OVER THE PAST three decades, Sheldon Berlyn's painting have covered a lot of artistic ground. His work in the '50s was a rough-textured abstract expressionism with typical abstract expressionist space -- abrupt and shifting, with ambiguities about what is in front of what.
The '60s saw a relaxation of vigorous painterly methods in canvases that suggested vague landscape spaces. Then, in the '70s, flat, geometric paintings appeared (only a few are in this part of the show, installed in the hallway). In the late '70s and early '80s, Berlyn worked briefly with patterned abstraction. These were regimented, thin-spaced paintings, the most decorative the artist has produced.
In the past few years he moved on to assemblage/relief made up of various kinds of found materials set in heaped-up fields of cement.

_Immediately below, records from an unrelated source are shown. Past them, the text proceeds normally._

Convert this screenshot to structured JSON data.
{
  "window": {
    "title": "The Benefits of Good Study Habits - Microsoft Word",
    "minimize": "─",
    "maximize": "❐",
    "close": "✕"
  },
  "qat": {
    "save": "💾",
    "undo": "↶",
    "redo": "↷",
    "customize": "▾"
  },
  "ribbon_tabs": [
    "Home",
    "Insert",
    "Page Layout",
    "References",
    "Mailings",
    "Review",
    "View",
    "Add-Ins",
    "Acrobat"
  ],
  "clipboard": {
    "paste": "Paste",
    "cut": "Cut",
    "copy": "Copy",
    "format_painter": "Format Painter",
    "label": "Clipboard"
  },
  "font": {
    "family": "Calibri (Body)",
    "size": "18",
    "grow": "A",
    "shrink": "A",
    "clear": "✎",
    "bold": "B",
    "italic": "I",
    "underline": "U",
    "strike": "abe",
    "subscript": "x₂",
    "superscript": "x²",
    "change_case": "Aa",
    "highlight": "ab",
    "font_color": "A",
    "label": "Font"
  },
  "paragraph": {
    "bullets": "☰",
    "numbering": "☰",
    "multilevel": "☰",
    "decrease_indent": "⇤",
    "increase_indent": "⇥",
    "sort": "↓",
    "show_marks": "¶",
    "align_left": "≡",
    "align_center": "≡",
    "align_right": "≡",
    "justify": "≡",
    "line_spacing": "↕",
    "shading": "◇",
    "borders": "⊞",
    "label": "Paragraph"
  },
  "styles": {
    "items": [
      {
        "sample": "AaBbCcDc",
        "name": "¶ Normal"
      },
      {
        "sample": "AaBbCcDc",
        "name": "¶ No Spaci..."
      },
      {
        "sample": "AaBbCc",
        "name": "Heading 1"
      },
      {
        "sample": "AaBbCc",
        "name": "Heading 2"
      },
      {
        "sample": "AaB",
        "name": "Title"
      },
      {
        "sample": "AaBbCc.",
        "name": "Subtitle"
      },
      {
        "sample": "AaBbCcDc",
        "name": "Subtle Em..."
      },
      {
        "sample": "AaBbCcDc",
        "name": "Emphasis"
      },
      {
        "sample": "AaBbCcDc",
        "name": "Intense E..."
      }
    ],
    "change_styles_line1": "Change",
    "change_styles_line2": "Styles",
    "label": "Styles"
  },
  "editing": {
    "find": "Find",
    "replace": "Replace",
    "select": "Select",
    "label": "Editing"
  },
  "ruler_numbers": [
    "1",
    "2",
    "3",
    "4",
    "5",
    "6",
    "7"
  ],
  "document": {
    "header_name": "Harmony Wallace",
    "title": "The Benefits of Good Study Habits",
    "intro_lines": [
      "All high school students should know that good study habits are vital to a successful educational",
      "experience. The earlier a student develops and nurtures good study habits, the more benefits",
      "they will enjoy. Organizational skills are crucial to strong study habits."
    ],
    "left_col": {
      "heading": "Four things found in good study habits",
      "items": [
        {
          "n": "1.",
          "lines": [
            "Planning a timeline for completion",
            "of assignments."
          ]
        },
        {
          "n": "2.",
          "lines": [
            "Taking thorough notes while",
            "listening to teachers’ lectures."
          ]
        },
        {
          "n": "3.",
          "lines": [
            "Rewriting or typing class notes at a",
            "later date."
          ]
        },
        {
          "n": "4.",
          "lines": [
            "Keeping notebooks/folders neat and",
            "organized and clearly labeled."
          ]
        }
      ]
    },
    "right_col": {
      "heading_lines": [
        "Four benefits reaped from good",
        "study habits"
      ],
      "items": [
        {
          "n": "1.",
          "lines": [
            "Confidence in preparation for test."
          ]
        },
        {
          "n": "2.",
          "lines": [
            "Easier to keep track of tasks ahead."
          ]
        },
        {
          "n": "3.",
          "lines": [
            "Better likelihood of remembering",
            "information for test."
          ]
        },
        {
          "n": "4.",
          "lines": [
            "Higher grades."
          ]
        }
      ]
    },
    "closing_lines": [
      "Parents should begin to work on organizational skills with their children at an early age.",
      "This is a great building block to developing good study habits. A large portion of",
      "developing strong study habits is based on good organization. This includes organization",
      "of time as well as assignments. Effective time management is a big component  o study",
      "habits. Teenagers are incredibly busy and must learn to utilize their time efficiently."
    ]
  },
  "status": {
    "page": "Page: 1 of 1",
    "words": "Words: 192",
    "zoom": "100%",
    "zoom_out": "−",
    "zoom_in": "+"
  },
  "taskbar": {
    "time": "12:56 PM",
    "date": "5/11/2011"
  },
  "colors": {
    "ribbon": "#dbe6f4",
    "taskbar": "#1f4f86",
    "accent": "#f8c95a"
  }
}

The cement, lending these works an inordinate heaviness, is treated just as though it were pigment and successfully imitates the dynamics of brushwork.
These works confirm Berlin's ongoing interest in the effects of paint. They are bluntly conceived paintings (how could they be otherwise, with their sculptural bulk?) and they have an air of stubborn resolution about them.
"Red Kite" (1987) is the one painting in the show to test a free-flying virtuosity. This is a bright, hyperactive work verging on emotional abandon. The reliefs that follow seem almost a corrective to this kind of painterly showmanship. Working in cement slows the errant hand.
Berlyn had early set himself the problem of how to get the substance and weight of the real object and still maintain a thoroughgoing abstract space. Paintings such as "Blue Triangle Incised" (1978) have an insistent textural presence but remain within the realm of flat painting. The counterpoint to this heavy substance is, surprisingly, nuance.
In the reliefs, this contrast between painting-as-object and suggestions of painterly nuance become exaggerated to the point of caricature. The paint, which would otherwise be wispy veils of color, is here sprayed into gargantuan convolutions of cement.
Berlyn is tackling a difficult problem with the reliefs. He attempts to recondition abstract space -- again, that of the abstract expressionism -- by presenting space as tangible and aggressively three-dimensional.
Berlyn stoutly refuses to allow any of his found materials the feel of their former existence. An extreme example is "Yellow Relief/Assemblage," where a piece of culvert pipe, assaulted with a flood of vermilion and blue paint, completely loses its identity. Heaps of ochre-colored cement finish the job, swirling around the pipe like the world's thickest sludge.
By these extravagant means Berlyn tries to turn abstract tradition inside out. The illusion of slippery, oiled landscape that happens in many gestural abstraction is here frozen, caught in an unforgiving clot of troweled cement.
The trouble with these reliefs is that they are caricatures of common art ideas but will not admit as much. They have a dead-serious tone that argues that they should be viewed strictly within the tradition of "high art" abstraction. The entire history of junk sculpture as a commentary on society (i.e. Dada, Rauschenberg) is sidestepped.
Then why use these materials at all? Why not build artistic effects by conventional artistic means, if it is all going to come down to a painting specifically based on relationships of shape and color?
The installation of the reliefs is also problematic. To support their great weight, flat, blocklike supports are placed under each work, looking very much like a compressed pedestal. It doesn't work visually or conceptually. The very definition of relief -- projection from a wall -- is circumvented. It is as though the works are shadow sculptures with their true in-the-round character hidden in the wall itself.
This is especially damaging to Berlyn's work. The projections of metal and ceramic are precisely exaggerations of old-fashioned picture space, literalizations of this space. If they are going to work they must exist cleanly on a wall and then seem to erupt, suddenly and emphatically, out into the gallery space like an uninvited guest.
Sheldon Berlyn: Paintings and Reliefs, 1958-1990
The second exhibition in a two-part retrospective by this Buffalo artist.
Poetry/Rare Books Collection, 420 Capen Hall, University at Buffalo North Campus, through Jan. 31.